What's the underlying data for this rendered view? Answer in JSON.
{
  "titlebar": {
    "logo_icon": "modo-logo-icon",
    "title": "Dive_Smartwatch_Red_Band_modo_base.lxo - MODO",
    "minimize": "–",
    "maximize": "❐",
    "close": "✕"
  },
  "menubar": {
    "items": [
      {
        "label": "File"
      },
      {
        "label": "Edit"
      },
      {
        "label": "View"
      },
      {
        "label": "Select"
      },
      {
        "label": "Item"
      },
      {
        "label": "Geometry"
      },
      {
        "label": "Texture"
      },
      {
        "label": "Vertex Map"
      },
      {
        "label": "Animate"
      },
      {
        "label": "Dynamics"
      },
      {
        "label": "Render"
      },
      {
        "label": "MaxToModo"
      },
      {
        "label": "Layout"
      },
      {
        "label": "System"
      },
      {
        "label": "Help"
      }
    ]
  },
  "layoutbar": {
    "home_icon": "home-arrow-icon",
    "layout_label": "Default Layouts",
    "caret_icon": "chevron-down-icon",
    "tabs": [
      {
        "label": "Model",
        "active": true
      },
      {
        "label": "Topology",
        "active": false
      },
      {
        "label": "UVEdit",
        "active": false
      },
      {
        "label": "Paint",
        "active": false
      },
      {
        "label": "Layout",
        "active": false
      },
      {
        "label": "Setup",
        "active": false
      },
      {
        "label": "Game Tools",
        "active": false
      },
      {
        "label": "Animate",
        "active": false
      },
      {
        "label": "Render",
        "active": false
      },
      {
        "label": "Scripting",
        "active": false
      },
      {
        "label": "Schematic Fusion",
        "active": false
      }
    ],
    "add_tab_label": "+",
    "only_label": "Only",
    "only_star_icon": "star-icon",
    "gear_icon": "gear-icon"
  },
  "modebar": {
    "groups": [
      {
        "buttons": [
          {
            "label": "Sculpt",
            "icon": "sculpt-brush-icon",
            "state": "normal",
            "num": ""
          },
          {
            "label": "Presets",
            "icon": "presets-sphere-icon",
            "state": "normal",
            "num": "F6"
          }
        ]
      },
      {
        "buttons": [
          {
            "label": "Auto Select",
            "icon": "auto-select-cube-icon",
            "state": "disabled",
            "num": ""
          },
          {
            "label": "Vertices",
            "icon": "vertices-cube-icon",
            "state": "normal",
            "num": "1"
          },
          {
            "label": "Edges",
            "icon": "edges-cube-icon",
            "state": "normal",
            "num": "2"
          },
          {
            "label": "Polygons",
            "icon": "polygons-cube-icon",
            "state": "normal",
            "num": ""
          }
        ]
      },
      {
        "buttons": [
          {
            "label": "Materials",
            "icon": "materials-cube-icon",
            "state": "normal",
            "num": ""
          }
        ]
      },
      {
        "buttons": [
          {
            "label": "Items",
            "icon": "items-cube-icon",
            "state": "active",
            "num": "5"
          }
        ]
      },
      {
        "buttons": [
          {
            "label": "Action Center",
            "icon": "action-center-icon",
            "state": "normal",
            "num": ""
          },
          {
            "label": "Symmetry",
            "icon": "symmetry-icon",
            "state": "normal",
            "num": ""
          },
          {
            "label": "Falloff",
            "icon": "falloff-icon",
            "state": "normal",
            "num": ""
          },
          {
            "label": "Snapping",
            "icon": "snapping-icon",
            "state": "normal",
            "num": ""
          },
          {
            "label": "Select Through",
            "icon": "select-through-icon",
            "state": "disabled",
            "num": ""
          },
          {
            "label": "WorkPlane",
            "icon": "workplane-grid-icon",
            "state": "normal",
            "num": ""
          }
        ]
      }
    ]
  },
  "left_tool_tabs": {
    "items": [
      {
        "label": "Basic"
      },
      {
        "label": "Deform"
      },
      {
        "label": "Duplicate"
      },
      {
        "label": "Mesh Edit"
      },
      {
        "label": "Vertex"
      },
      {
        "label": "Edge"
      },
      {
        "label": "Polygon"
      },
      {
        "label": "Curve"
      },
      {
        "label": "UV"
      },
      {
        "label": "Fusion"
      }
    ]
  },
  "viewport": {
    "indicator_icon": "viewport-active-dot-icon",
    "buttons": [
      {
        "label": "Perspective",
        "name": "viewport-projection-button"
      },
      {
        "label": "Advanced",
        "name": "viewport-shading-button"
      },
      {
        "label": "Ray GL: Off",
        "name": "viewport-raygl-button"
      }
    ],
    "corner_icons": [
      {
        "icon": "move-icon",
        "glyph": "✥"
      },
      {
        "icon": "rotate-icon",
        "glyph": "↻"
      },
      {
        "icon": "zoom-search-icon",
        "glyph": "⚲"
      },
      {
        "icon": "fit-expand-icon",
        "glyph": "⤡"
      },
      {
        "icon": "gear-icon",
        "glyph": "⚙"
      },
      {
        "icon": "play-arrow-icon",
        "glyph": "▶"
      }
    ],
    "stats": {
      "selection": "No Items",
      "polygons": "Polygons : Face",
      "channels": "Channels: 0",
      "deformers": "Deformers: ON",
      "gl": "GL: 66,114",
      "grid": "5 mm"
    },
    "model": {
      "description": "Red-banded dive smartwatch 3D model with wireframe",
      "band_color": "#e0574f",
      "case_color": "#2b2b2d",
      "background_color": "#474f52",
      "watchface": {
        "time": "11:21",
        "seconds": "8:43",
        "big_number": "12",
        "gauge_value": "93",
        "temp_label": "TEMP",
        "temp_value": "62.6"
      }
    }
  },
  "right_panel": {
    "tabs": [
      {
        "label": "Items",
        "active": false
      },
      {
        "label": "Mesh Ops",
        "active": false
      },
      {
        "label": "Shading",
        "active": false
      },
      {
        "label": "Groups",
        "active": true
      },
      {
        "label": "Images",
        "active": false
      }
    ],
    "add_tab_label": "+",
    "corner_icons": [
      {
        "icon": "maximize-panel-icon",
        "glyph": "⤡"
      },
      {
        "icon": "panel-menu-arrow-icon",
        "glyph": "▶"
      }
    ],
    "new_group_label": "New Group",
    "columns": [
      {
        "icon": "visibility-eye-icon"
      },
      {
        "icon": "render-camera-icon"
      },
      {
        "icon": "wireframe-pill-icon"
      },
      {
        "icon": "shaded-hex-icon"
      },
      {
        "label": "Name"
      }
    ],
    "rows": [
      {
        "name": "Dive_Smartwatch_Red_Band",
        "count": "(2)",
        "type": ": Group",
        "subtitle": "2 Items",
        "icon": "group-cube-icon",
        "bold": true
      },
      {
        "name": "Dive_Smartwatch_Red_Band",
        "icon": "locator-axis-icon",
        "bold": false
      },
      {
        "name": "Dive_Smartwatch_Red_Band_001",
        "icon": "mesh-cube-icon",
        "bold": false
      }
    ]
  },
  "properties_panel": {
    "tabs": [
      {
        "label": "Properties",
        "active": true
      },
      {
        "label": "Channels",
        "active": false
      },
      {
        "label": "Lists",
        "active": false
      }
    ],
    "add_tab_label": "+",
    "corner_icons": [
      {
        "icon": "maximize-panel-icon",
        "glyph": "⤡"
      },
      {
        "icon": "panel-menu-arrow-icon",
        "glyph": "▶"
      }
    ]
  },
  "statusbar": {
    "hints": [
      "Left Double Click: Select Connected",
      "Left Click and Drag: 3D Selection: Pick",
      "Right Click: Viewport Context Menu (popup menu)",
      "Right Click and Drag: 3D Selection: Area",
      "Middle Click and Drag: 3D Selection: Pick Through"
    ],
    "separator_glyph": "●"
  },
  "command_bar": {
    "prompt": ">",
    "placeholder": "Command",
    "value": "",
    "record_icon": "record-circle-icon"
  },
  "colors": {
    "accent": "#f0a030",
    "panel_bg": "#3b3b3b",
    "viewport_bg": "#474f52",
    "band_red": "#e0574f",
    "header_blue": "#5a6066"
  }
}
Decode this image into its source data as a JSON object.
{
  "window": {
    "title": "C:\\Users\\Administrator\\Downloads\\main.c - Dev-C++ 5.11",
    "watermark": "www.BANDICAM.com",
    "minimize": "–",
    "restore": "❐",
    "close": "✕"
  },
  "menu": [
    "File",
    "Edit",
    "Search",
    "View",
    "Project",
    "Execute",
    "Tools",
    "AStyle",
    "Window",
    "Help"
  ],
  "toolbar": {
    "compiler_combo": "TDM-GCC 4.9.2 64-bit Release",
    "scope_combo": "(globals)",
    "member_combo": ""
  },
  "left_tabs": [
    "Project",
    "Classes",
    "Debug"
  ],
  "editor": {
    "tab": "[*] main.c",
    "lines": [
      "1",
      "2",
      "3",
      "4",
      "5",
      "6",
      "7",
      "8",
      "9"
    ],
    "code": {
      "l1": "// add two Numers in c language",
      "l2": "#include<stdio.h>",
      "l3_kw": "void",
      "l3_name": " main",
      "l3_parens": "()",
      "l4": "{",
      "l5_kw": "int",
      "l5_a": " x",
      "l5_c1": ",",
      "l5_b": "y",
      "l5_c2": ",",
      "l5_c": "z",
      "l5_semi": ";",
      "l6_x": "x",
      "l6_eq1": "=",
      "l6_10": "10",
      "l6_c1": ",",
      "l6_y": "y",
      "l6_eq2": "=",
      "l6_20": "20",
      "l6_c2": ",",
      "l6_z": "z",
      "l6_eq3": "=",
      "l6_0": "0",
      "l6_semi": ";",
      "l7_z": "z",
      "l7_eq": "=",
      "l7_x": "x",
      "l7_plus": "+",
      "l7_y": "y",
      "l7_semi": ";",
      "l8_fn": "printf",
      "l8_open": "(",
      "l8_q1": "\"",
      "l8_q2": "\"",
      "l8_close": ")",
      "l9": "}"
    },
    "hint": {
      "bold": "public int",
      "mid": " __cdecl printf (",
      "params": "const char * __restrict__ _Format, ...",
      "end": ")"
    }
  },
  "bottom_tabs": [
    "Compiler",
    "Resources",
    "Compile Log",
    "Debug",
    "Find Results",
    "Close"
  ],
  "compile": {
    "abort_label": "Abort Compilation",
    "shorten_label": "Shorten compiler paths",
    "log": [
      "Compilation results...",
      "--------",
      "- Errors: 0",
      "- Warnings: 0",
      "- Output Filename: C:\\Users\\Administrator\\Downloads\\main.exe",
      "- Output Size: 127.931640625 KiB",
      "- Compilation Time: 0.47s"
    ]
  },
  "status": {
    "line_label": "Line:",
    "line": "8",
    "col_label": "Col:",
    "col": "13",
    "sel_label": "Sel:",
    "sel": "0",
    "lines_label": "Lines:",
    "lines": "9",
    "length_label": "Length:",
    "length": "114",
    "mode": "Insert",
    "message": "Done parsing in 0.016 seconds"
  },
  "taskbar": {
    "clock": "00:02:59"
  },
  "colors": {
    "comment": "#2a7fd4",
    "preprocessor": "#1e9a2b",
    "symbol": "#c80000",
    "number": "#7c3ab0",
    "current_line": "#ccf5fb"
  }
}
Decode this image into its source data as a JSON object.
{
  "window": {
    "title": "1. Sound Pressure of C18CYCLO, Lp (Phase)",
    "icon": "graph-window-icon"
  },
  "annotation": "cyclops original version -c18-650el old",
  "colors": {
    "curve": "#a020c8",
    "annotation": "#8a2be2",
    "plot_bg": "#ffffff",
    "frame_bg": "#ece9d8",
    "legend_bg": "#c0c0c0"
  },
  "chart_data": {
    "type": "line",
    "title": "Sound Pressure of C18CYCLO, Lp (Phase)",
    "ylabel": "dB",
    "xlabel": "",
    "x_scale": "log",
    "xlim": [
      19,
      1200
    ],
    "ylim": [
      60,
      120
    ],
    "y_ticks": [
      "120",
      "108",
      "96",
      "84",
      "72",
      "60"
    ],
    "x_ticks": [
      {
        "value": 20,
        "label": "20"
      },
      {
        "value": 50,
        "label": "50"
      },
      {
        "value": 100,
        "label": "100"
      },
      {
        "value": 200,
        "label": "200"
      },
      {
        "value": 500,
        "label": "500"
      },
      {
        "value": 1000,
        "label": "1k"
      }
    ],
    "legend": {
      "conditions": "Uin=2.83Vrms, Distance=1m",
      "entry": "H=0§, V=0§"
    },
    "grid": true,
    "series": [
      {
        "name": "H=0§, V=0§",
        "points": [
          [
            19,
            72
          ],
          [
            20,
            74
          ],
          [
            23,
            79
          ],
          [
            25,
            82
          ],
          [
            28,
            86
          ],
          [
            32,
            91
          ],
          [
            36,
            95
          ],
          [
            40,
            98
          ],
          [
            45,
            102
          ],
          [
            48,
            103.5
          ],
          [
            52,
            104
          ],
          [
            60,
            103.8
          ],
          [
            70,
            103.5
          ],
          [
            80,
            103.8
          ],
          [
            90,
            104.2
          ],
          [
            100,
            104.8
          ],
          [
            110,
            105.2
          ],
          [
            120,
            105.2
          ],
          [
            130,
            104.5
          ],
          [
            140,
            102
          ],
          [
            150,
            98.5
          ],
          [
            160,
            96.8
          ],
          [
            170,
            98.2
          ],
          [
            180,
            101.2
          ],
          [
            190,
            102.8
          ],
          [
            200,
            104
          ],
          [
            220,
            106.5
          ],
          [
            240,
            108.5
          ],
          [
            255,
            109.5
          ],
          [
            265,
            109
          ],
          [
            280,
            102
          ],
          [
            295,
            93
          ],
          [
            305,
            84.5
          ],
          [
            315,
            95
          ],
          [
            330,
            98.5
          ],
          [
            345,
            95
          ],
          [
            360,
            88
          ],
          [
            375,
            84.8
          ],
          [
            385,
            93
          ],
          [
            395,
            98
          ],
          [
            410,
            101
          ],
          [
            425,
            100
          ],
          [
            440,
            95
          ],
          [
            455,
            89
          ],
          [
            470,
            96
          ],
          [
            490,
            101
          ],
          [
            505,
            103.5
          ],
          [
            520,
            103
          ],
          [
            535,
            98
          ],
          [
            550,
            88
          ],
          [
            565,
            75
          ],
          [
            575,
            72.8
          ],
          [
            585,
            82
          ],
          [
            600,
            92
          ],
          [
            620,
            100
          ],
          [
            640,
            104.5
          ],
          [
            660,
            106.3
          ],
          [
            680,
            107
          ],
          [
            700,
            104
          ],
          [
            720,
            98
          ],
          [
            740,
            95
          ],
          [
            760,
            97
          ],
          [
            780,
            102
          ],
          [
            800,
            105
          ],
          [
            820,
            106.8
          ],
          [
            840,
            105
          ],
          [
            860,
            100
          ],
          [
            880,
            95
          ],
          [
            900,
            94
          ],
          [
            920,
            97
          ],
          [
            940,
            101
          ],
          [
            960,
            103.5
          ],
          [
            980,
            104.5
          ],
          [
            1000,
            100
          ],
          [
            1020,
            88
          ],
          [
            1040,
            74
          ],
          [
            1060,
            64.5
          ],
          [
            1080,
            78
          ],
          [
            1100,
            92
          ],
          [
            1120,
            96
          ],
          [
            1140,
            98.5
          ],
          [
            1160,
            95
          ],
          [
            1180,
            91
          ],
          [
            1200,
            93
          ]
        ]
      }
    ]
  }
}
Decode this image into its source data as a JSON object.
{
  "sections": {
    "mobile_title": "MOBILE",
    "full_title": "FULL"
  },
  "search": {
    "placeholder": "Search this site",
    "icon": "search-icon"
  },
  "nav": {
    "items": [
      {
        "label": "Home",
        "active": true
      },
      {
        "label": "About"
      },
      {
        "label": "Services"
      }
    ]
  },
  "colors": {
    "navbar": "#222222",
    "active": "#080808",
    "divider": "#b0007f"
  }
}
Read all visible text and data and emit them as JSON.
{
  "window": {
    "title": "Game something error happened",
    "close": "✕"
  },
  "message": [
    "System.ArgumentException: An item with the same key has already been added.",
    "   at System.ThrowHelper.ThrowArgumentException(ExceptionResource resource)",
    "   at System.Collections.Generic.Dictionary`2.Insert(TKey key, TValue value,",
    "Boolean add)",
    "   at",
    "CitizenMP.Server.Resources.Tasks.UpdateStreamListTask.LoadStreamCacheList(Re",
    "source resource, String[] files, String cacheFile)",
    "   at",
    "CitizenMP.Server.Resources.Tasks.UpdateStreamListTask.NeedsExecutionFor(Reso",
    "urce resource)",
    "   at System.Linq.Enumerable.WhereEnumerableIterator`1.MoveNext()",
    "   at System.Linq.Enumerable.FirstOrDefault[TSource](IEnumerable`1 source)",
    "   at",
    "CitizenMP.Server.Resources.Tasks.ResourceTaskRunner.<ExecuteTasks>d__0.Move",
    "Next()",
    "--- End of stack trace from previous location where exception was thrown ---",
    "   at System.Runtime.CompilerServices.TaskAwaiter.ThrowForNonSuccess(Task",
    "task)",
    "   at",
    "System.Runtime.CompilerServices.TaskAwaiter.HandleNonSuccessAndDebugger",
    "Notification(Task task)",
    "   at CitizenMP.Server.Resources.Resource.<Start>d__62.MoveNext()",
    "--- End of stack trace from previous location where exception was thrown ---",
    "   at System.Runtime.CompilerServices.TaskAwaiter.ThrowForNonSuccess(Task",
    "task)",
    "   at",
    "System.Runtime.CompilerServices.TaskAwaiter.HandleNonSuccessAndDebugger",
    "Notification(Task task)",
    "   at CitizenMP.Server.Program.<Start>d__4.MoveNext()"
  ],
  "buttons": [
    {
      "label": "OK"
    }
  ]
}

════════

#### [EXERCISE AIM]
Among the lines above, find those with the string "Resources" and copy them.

#### [RESPONSE TO THIS TASK]
    "Resources",
    "CitizenMP.Server.Resources.Tasks.UpdateStreamListTask.LoadStreamCacheList(Re",
    "CitizenMP.Server.Resources.Tasks.UpdateStreamListTask.NeedsExecutionFor(Reso",
    "CitizenMP.Server.Resources.Tasks.ResourceTaskRunner.<ExecuteTasks>d__0.Move",
    "   at CitizenMP.Server.Resources.Resource.<Start>d__62.MoveNext()",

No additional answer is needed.